The ability and frequency of chewing is beneficial to our brains. Research confirms the absence of the activity of chewing, because of missing teeth, results in reduced levels of acetylcholine that supports proper functioning of our brains.2 Wearing dentures or the insertion of implants to support chewing may have a beneficial effect related to dementia risk by supporting appropriate levels of acetylcholine in the brain.1
Acetylcholine is a word most of us are unfamiliar with unless we work with individuals diagnosed with Alzheimer’s disease. By definition, acetylcholine is a neurotransmitter supporting communication between nerves in the brain that support memory, learning and mood. Acetylcholine is important to our daily functioning and long term wellbeing. Acetylcholine levels are lower in persons diagnosed with Alzheimer’s disease and result in memory loss, inability to learn new tasks and disruptive mood and behaviors.
While most of us aren’t familiar with this research or we find the medical terms, technical aspects and intricacies of dental infection more information than we want to know, most of us have an interest in retaining our memory, mood and ability to learn new information. Most of us have at least a small interest in remaining healthy.
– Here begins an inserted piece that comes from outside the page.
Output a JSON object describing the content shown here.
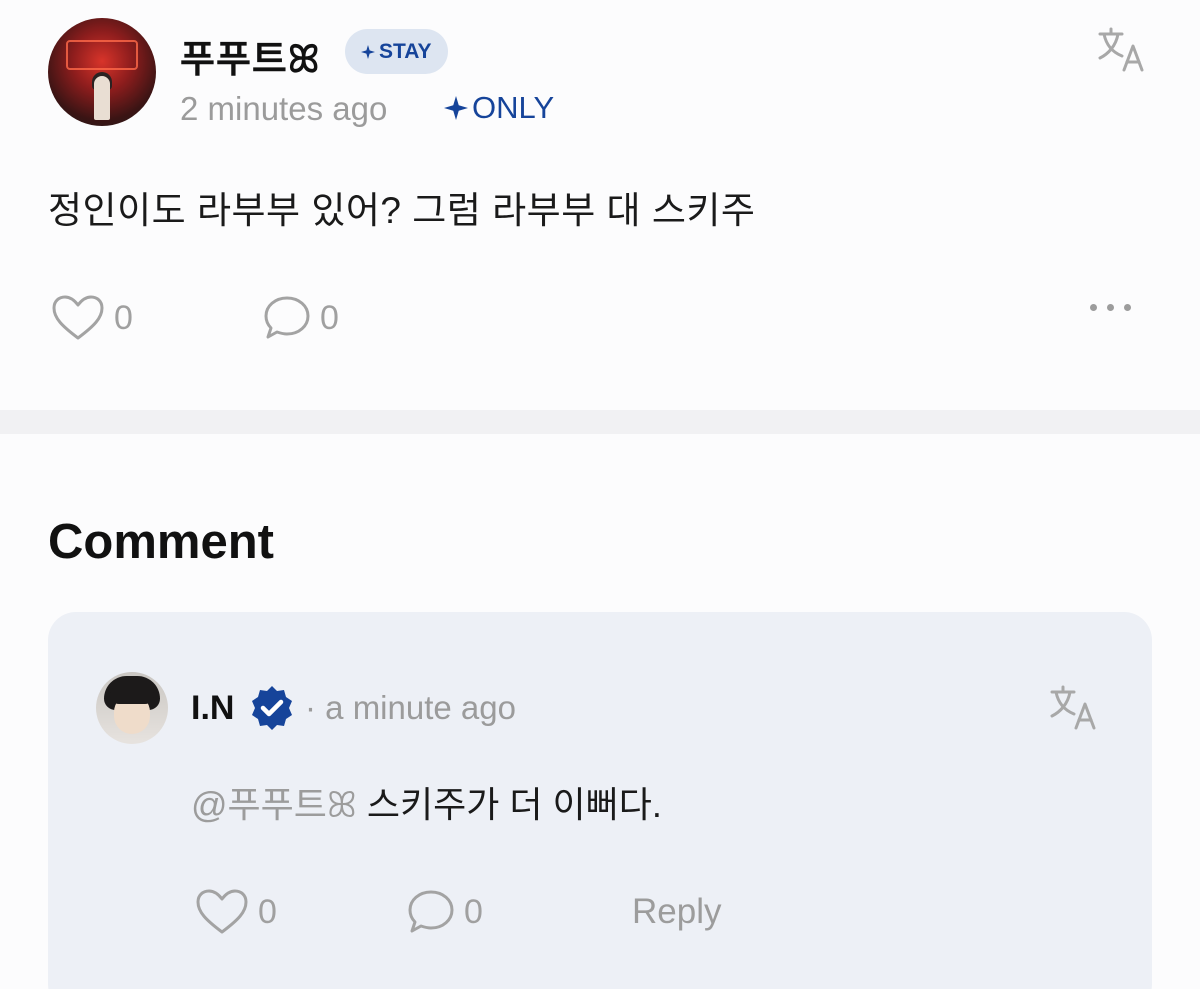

Good dental care by way of daily tooth brushing, avoiding infections and retaining the ability to chew are actions that all of us can take, if we choose. While we may find brushing our teeth a hassle, it’s better than the alternative of losing teeth. It’s also a small daily preventative effort taking less than a few minutes a day to ensure we are less likely to be diagnosed with Alzheimer’s disease or another chronic disease that will affect us on a daily basis for the rest of our lives. .
It’s often said that what we don’t know can result in harm especially if what we don’t know affects our health and well being. In the case of dental care, you now know the importance of tooth brushing. Making the effort to take care of your teeth and your memory is up to you.
The Care Navigator serves caregiving families and individuals in Metro Denver and the Colorado Front Range. Through The Caring Generation®, a one of a kind online community of support for family and professional caregivers, Pamela D. Wilson offers an extensive library of expert interviews, educational podcasts, videos, articles and a forum to allow caregivers to connect with others in similar situations.
1 Paganini-Hill, A. et al. Dentition, Dental Health Habits, and Dementia: The Leisure World Cohort Study. J Am Geriatr Soc 60:1556-1563, 2012.
2 Okamoto, N. et al. Relationship of Tooth Loss to Mind Memory Impairment and Cognitive Impairment: Findings from the Fujiwara-Kyo Study. Behavioral and Brain Functions 2010: 6:77.
©2013 Pamela D. Wilson, All Rights Reserved